Today, in fact, as a consequence of the possibilities which the state has for effectively preventing crime, by rendering one who has committed an offense incapable of doing harm – without definitely taking away from him the possibility of redeeming himself – the cases in which the execution of the offender is an absolute necessity “are very rare, if not practically non-existent.”
Though the Church encourages mercy in the state’s application of justice, at the same time the Catechism does not forbid the use of the death penalty as an intrinsic evil. There may, in fact, be a “legitimate diversity of opinion” among Catholics with regard to its use. In a 2004 letter to the U.S. Bishops, the Prefect of the Congregation for the Doctrine of the Faith, Cardinal Ratzinger (now Pope Benedict XVI), wrote:
“Not all moral issues have the same moral weight as abortion and euthanasia. For example, if a Catholic were to be at odds with the Holy Father on the application of capital punishment or on the decision to wage war, he would not for that reason be considered unworthy to present himself to receive Holy Communion.While the Church exhorts civil authorities to seek peace, not war, and to exercise discretion and mercy in imposing punishment on criminals, it may still be permissible to take up arms to repel an aggressor or to have recourse to capital punishment. There may be a legitimate diversity of opinion even among Catholics about waging war and applying the death penalty, but not however with regard to abortion and euthanasia.”
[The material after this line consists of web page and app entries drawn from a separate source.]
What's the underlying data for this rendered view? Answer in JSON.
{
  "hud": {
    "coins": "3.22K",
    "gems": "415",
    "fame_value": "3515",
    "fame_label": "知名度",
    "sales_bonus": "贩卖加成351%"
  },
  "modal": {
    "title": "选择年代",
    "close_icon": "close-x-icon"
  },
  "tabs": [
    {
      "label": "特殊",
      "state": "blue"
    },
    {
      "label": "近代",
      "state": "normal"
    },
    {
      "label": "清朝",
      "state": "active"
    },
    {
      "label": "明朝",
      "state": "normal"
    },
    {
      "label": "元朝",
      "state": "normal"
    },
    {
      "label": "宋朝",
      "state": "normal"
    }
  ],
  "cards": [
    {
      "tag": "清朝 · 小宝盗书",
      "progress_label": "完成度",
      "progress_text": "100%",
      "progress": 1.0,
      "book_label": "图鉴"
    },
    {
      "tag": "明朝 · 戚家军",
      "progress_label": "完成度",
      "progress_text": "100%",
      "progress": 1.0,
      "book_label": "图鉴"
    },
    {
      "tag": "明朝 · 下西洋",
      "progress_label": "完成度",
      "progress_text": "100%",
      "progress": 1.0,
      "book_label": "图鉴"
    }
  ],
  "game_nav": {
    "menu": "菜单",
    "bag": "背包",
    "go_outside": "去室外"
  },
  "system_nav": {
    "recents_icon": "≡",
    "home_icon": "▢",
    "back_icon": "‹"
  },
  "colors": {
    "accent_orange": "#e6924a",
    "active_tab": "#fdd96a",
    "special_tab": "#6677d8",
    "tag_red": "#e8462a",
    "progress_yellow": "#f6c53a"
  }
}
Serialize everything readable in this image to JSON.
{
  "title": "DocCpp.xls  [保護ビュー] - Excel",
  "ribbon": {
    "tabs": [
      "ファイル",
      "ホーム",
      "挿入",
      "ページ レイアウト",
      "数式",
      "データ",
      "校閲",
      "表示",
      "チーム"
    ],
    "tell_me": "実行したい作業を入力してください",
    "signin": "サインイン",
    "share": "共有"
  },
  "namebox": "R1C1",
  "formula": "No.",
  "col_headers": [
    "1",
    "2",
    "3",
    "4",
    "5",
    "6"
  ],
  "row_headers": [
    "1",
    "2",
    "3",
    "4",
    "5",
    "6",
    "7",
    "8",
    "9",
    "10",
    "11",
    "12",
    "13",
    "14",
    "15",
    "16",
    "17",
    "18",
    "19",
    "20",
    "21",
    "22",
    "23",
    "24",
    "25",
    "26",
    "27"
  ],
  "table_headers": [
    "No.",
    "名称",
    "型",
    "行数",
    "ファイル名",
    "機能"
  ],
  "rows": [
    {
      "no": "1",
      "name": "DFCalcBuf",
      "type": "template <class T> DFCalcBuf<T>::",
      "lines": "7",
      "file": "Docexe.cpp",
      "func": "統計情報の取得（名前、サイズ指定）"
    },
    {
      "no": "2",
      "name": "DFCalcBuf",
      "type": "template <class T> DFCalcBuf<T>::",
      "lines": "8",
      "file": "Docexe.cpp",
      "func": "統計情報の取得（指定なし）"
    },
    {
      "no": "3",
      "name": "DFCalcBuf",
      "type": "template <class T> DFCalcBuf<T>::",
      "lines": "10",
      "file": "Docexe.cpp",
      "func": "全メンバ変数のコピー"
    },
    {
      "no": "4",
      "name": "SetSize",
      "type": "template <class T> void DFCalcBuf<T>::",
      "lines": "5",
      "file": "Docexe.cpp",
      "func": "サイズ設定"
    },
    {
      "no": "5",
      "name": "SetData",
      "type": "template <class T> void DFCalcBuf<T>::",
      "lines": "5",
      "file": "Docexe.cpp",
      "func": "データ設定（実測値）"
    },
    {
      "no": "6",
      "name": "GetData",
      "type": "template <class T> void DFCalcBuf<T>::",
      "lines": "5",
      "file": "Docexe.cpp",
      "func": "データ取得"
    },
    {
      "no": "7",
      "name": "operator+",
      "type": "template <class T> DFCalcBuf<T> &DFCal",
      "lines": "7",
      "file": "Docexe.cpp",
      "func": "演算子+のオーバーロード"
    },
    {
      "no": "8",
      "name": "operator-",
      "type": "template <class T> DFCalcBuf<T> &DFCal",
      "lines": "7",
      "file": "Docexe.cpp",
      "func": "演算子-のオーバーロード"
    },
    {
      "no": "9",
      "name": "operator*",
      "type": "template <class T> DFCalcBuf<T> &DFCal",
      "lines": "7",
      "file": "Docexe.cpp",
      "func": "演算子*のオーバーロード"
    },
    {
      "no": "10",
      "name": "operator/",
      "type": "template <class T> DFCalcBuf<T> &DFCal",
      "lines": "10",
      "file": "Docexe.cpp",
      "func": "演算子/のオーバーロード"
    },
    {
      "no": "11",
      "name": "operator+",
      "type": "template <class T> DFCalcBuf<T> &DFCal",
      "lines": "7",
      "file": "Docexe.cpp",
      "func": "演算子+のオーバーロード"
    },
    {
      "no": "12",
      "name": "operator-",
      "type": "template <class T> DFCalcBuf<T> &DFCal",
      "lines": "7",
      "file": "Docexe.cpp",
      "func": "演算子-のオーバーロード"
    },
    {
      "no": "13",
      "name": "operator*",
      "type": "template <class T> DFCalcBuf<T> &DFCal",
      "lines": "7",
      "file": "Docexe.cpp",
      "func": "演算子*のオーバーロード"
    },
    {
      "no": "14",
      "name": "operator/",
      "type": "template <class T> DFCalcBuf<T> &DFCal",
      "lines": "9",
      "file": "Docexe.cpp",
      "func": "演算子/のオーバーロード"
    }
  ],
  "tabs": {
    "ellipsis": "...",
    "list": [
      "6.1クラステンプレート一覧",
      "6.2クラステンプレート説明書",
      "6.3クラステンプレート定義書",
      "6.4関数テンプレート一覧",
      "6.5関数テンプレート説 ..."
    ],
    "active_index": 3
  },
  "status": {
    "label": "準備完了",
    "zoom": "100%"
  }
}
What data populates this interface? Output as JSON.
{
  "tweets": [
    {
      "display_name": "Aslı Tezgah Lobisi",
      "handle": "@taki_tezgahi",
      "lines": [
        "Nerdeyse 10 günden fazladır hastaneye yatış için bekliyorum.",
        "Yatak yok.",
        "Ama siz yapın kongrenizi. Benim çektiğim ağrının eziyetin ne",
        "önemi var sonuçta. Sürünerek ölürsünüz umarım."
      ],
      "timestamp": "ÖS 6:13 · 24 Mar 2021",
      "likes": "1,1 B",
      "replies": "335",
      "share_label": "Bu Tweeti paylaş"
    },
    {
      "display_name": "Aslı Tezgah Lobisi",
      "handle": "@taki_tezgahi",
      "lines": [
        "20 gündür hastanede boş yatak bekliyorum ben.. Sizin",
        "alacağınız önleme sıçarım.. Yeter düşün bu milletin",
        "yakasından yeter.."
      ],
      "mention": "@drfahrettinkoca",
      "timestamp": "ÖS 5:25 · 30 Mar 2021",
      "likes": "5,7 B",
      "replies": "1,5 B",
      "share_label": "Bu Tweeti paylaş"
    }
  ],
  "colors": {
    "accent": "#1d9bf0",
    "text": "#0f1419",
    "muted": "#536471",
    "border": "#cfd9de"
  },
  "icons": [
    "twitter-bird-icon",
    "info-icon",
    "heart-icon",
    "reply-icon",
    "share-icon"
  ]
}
The reason the Church permits a difference of opinion on the death penalty, according to Catholic apologist Jimmy Akin, is that paragraph 2267 of the Catechism appears to be unique in that it is a prudential judgement of Pope John Paul II. Catholics must always have a “willingness to submit loyally to the teaching of the magisterium” (Congregation for the Doctrine of the Faith, Instruction on the Ecclesial Vocation of the Theologian 24), but as the same document goes on to say, “when it comes to the question of interventions in the prudential order, it could happen that some magisterial documents might not be free from all deficiencies. Bishops and their advisers have not always taken into immediate consideration every aspect or the entire complexity of a question.”
With this in mind, concerning paragraph 2267, Jimmy Akin points out:
“The manner of phrasing in the two major statements is tentative. If one looks at the language used in regarding the death penalty and compares it to the words used regarding abortion, the difference is stark. On abortion the pontiff is thunderous…But on capital punishment the Holy Father appeals only to changes in societal attitudes and the penal system and concludes that cases where capital punishment is required ‘are very rare if not practically non-existent’ (Evangelium Vitae 56). His juxtaposition of two possibilities indicates a tentativeness regarding how frequent such cases are.
“…Most fundamentally, the matter we are dealing with is a prudential one involving ‘contingent and conjectural elements,’ such as the most effective way to deter crime and prompt the repentance of criminals. The Pope appeals to changes in the prison system, the severity and efficacy of which vary from country to country. Even then he acknowledges that there are cases where the death penalty can be warranted. Neither ‘very rare’ nor ‘practically non-existent’ means ‘non-existent,’ and the question of whether one is facing such a case is inescapably prudential.”
What this means for Catholics is that individuals may disagree with one another on the application of capital punishment, even beyond the limits set down in paragraph 2267 of the Catechism. A Catholic may favor the elimination of the death penalty. Or he may favor its broader use. But in neither case would he be considered a “bad” Catholic.